The Causes of Sprawl
Before leaving this short survey of the history of sprawl, we might ask what seems at first like a simple question: What causes sprawl? The answers to this question have been remarkably varied and contradictory. Let's consider briefly several of these, starting first with those that assume that sprawl is peculiarly American and attempt to explain why the United States is different from other places and then moving to more general explanations.
A number of observers, usually highbrow Europeans or Americans who live and work in the central city, account for the massive amount of sprawl in the United States by claiming that it is the result of national character traits.
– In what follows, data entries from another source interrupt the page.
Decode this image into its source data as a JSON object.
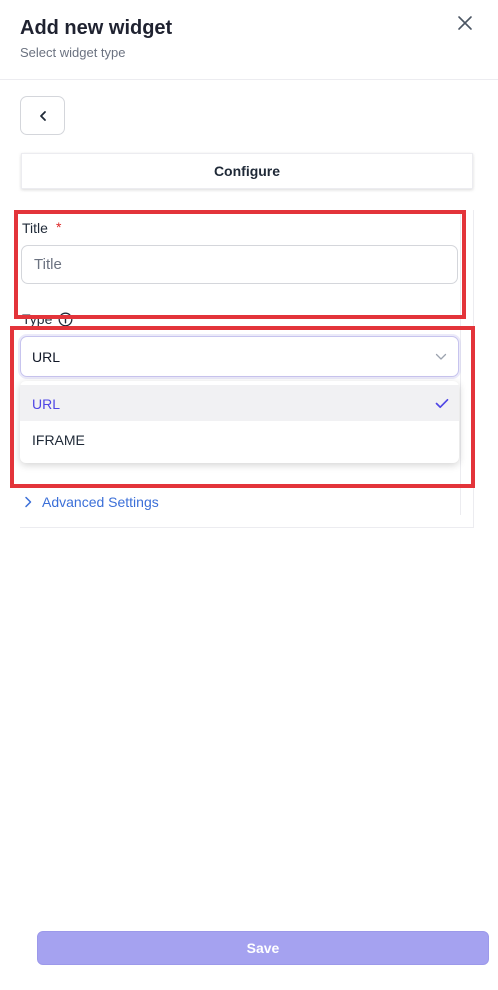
{
  "header": {
    "title": "Add new widget",
    "subtitle": "Select widget type",
    "close_icon": "close-icon"
  },
  "back_button": {
    "icon": "chevron-left-icon"
  },
  "configure_tab": {
    "label": "Configure"
  },
  "form": {
    "title_field": {
      "label": "Title",
      "required_mark": "*",
      "placeholder": "Title",
      "value": ""
    },
    "type_field": {
      "label": "Type",
      "info_icon": "info-circle-icon",
      "selected_value": "URL",
      "chevron_icon": "chevron-down-icon",
      "options": [
        {
          "label": "URL",
          "selected": true
        },
        {
          "label": "IFRAME",
          "selected": false
        }
      ]
    },
    "advanced_settings": {
      "label": "Advanced Settings",
      "icon": "chevron-right-icon"
    }
  },
  "footer": {
    "save_label": "Save"
  },
  "colors": {
    "accent": "#4f46e5",
    "link": "#3b6fd8",
    "save_button": "#a5a2f0",
    "highlight": "#e3343a",
    "required": "#dc2626"
  }
}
American cities are so different from European cities, they say, because Americans are at heart anti-urban, attached to unfettered individualism, low-density living, and automobile usage.1 But, as I hope I have shown, the history of urban decentralization seems to suggest that many of the supposed differences in American and European cities and suburbs are less the result of inherent differences in these societies than a matter of timing. Cities on both continents are, if anything, converging when it comes to space used per capita, automobile ownership, or other similar measures. All of this casts considerable doubt on theory that Americans are uniquely anti-urban.
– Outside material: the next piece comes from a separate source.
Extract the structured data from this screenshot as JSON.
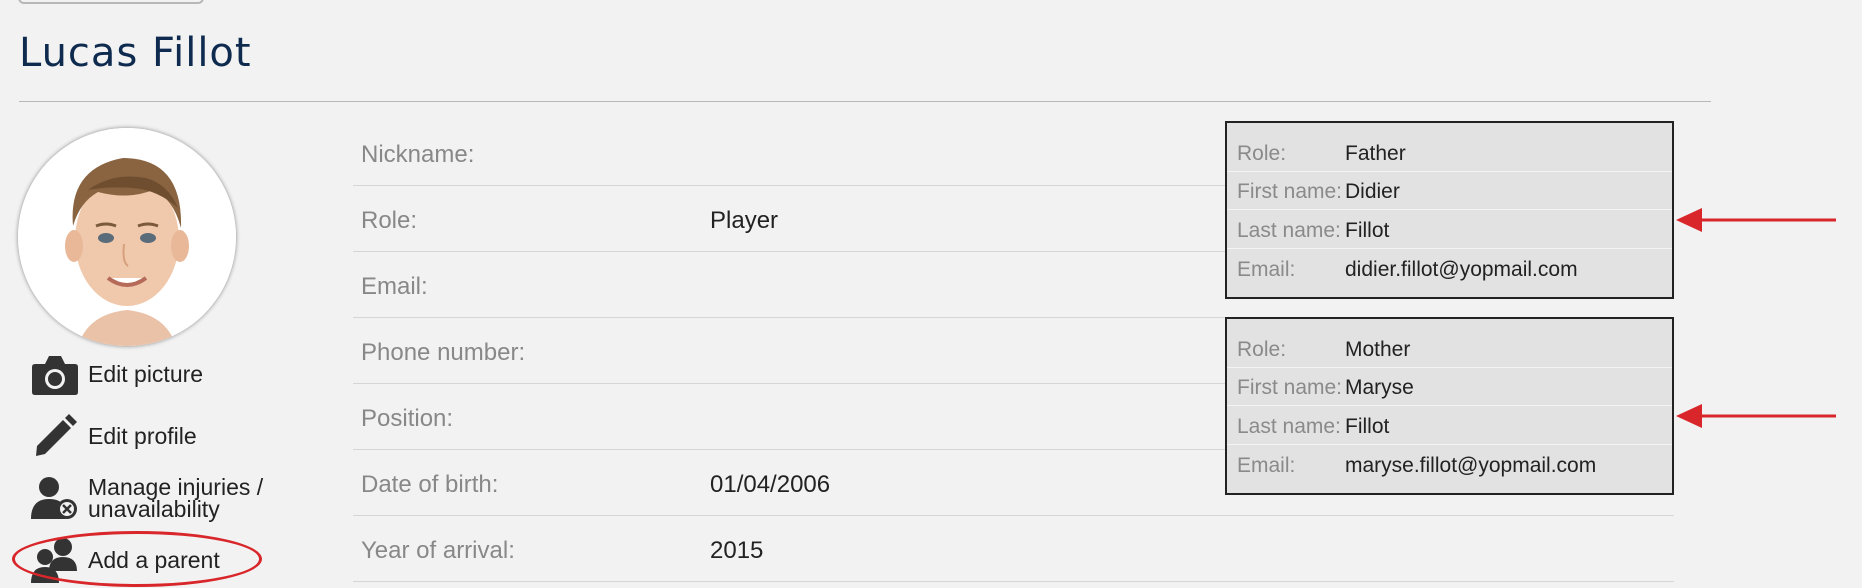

In fact, it is probably only possible to call Americans anti-urban if one accepts a specific set of assumptions about urbanity made by members of a